Thanks to the Erasmus European scheme which every year allows staff and student exchanges between the University of Lincoln and its partner HE Institutions, this April I had the opportunity to join our colleagues and their students at Palacký University in Olomouc, Czech Republic. What an exciting and enriching experience, which gave us the opportunity to share both research ideas and teaching practices!
Welcomed by the snow the day I arrived – an unexpected spring sight – I enjoyed a much warmer atmosphere when joining staff and students in class!
Teaching Day 1: ‘The Iberian Reconquista: Historical Views and Historiographical Debates’. This session was aimed at MA and PhD students, especially those studying a module on the medieval crusades with Dr Antonin Kalous. We discussed the major historiographical issues regarding the study of Medieval Iberia, which include the prominent gap between Arabists and Medievalists (the former focusing on al-Andalus, while the latter considering predominantly Christian sources and perspectives); as well as the complexity of adopting historiographical tools such as ‘frontier’ and ‘Reconquest’ to label extremely complex and nuanced phenomena. This provided the framework which helped students to discuss inter-faith relationships and to dig into source analysis!
The Historia Roderici, a twelfth-century Latin chronicle which is considered one of the earliest biographies of a lay nobleman who would later become a Spanish national hero, attracted the students’ attention and this led to some thought-provoking questions about the nature of inter-faith contacts and military leadership, feudal loyalties and ‘identity’.
Historia Roderici, ms. 9/4922, Real Academia de la Historia, f. 75r.º
Teaching Day 2: ‘Friends and Enemies: Medieval Perspectives’. This was a session for the L1 undergraduate students of History at Palacký, who are currently taking a survey module on Medieval History with Dr Jan Stejskal.
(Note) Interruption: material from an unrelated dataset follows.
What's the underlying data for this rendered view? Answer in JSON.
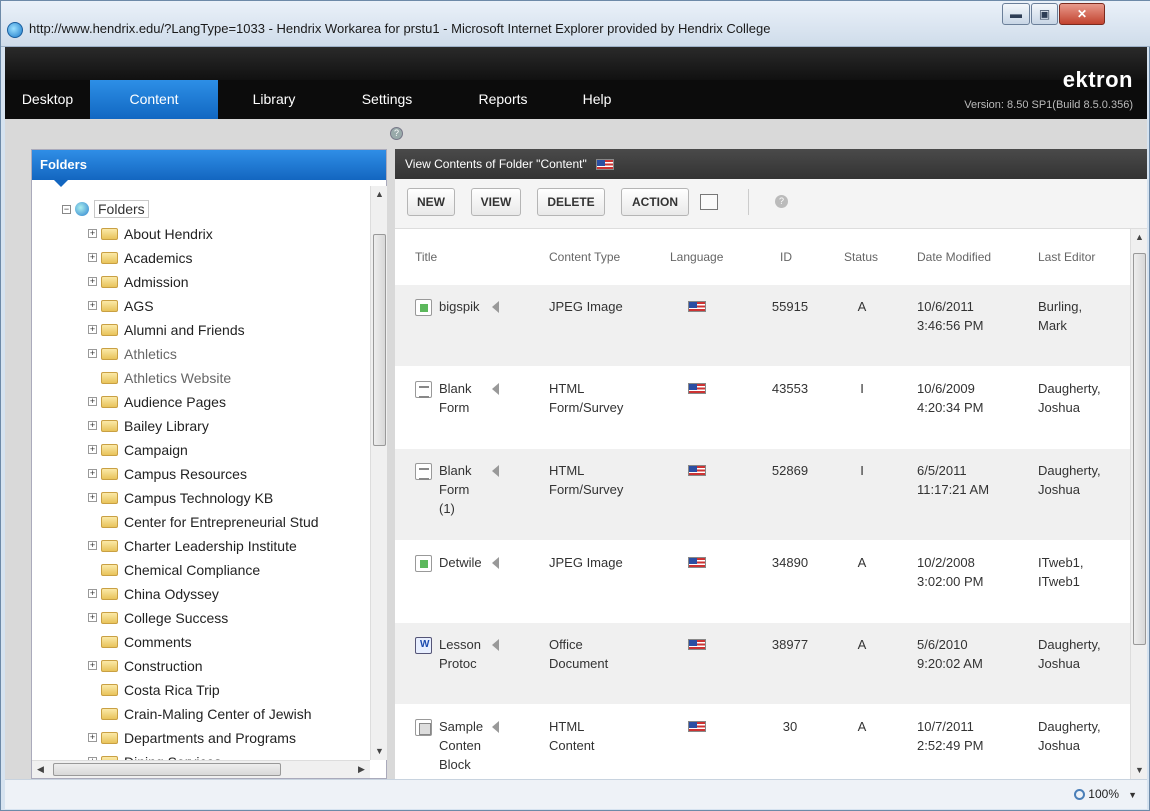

We discussed approaches and methodologies applied to the study of friendship, as well as how emotional rhetoric was adopted to legitimise certain types of relationships. We focused on gender relationships and inter-faith contacts among some of the numerous types of bonds defined as friendships (or love, or companionship…) in medieval sources. All this was accompanied by lots of interesting questions at the end of the session: nicely bonus!
Some of our L2 students are getting ready for a term at Palacký University from next September and I hope there will be others from the Czech cohort to join us again soon!
It was a fantastic experience, which I look forward to repeat… next time in ‘real’ spring!